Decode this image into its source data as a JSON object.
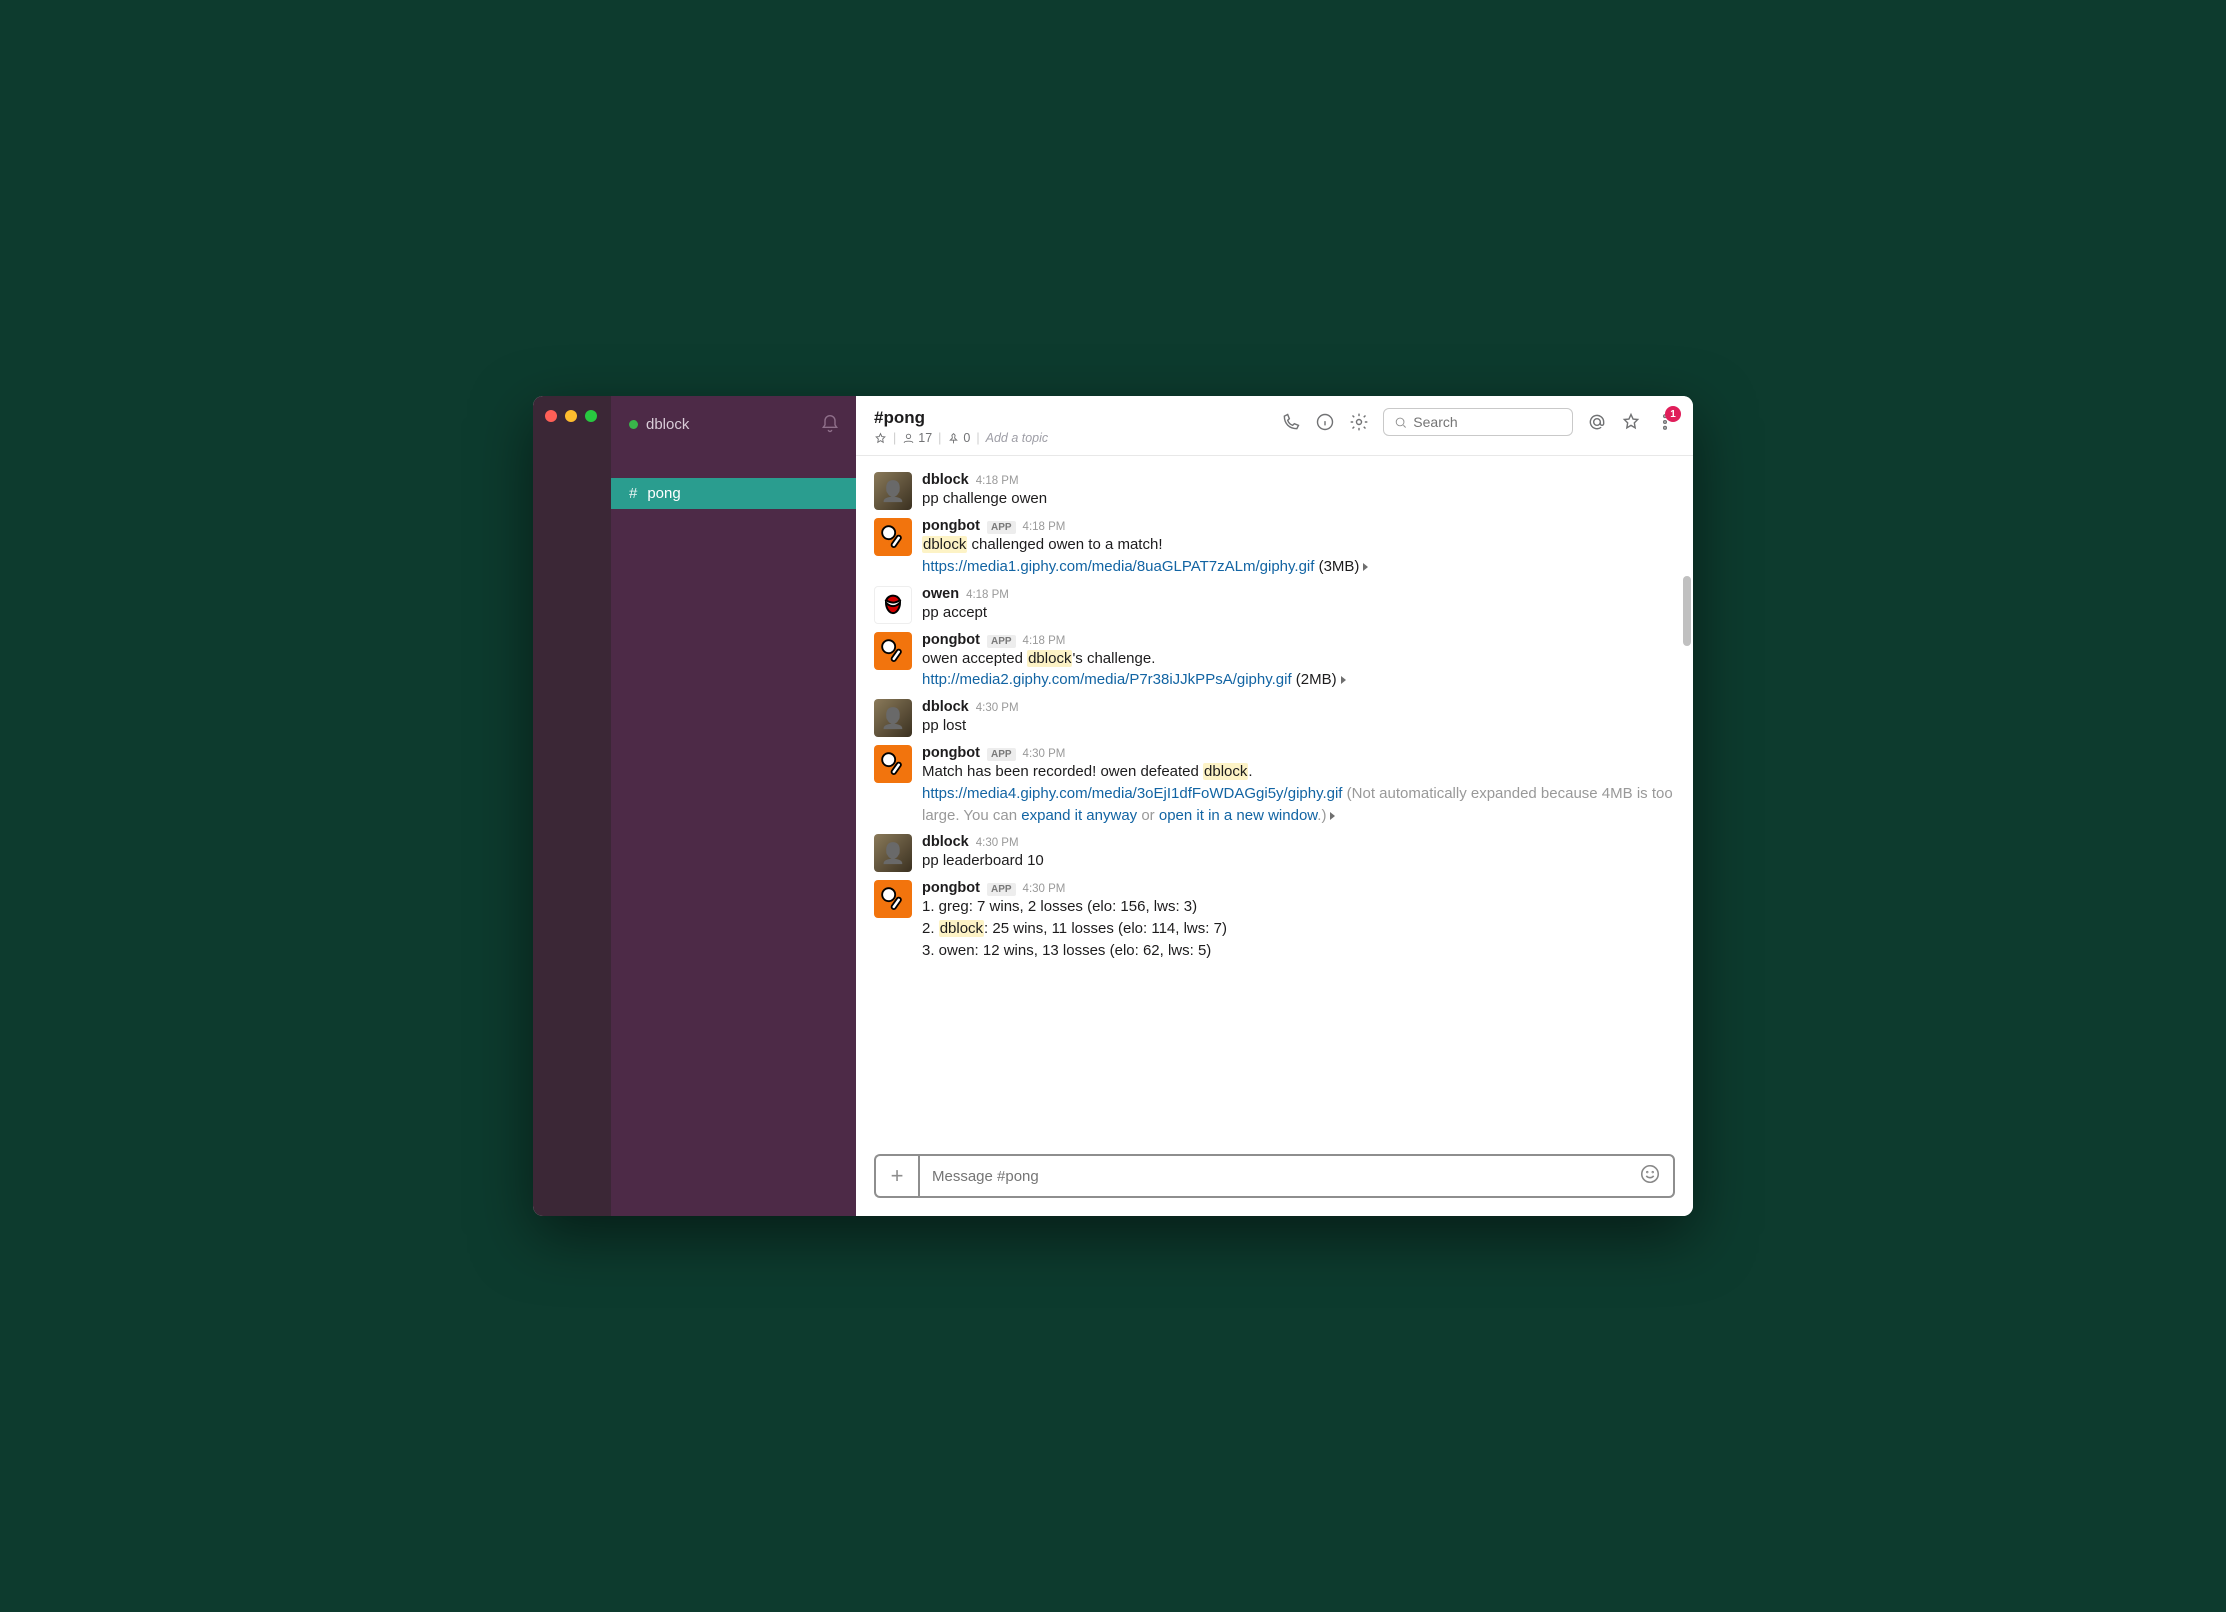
{
  "workspace": {
    "name": "dblock"
  },
  "sidebar": {
    "channels": [
      {
        "prefix": "#",
        "name": "pong",
        "active": true
      }
    ]
  },
  "header": {
    "channel": "#pong",
    "members": "17",
    "pins": "0",
    "topic_placeholder": "Add a topic",
    "search_placeholder": "Search",
    "notification_count": "1"
  },
  "messages": [
    {
      "user": "dblock",
      "avatar": "user",
      "time": "4:18 PM",
      "lines": [
        {
          "parts": [
            {
              "t": "pp challenge owen"
            }
          ]
        }
      ]
    },
    {
      "user": "pongbot",
      "avatar": "bot",
      "app": "APP",
      "time": "4:18 PM",
      "lines": [
        {
          "parts": [
            {
              "t": "dblock",
              "hl": true
            },
            {
              "t": " challenged owen to a match!"
            }
          ]
        },
        {
          "parts": [
            {
              "t": "https://media1.giphy.com/media/8uaGLPAT7zALm/giphy.gif",
              "link": true
            },
            {
              "t": " (3MB)"
            },
            {
              "caret": true
            }
          ]
        }
      ]
    },
    {
      "user": "owen",
      "avatar": "owen",
      "time": "4:18 PM",
      "lines": [
        {
          "parts": [
            {
              "t": "pp accept"
            }
          ]
        }
      ]
    },
    {
      "user": "pongbot",
      "avatar": "bot",
      "app": "APP",
      "time": "4:18 PM",
      "lines": [
        {
          "parts": [
            {
              "t": "owen accepted "
            },
            {
              "t": "dblock",
              "hl": true
            },
            {
              "t": "'s challenge."
            }
          ]
        },
        {
          "parts": [
            {
              "t": "http://media2.giphy.com/media/P7r38iJJkPPsA/giphy.gif",
              "link": true
            },
            {
              "t": " (2MB)"
            },
            {
              "caret": true
            }
          ]
        }
      ]
    },
    {
      "user": "dblock",
      "avatar": "user",
      "time": "4:30 PM",
      "lines": [
        {
          "parts": [
            {
              "t": "pp lost"
            }
          ]
        }
      ]
    },
    {
      "user": "pongbot",
      "avatar": "bot",
      "app": "APP",
      "time": "4:30 PM",
      "lines": [
        {
          "parts": [
            {
              "t": "Match has been recorded! owen defeated "
            },
            {
              "t": "dblock",
              "hl": true
            },
            {
              "t": "."
            }
          ]
        },
        {
          "parts": [
            {
              "t": "https://media4.giphy.com/media/3oEjI1dfFoWDAGgi5y/giphy.gif",
              "link": true
            },
            {
              "t": " (Not automatically expanded because 4MB is too large. You can ",
              "gray": true
            },
            {
              "t": "expand it anyway",
              "link": true
            },
            {
              "t": " or ",
              "gray": true
            },
            {
              "t": "open it in a new window",
              "link": true
            },
            {
              "t": ".)",
              "gray": true
            },
            {
              "caret": true
            }
          ]
        }
      ]
    },
    {
      "user": "dblock",
      "avatar": "user",
      "time": "4:30 PM",
      "lines": [
        {
          "parts": [
            {
              "t": "pp leaderboard 10"
            }
          ]
        }
      ]
    },
    {
      "user": "pongbot",
      "avatar": "bot",
      "app": "APP",
      "time": "4:30 PM",
      "lines": [
        {
          "parts": [
            {
              "t": "1. greg: 7 wins, 2 losses (elo: 156, lws: 3)"
            }
          ]
        },
        {
          "parts": [
            {
              "t": "2. "
            },
            {
              "t": "dblock",
              "hl": true
            },
            {
              "t": ": 25 wins, 11 losses (elo: 114, lws: 7)"
            }
          ]
        },
        {
          "parts": [
            {
              "t": "3. owen: 12 wins, 13 losses (elo: 62, lws: 5)"
            }
          ]
        }
      ]
    }
  ],
  "composer": {
    "placeholder": "Message #pong"
  }
}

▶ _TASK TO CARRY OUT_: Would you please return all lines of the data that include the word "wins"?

▶ _WRITTEN SOLUTION_:
              "t": "1. greg: 7 wins, 2 losses (elo: 156, lws: 3)"
              "t": ": 25 wins, 11 losses (elo: 114, lws: 7)"
              "t": "3. owen: 12 wins, 13 losses (elo: 62, lws: 5)"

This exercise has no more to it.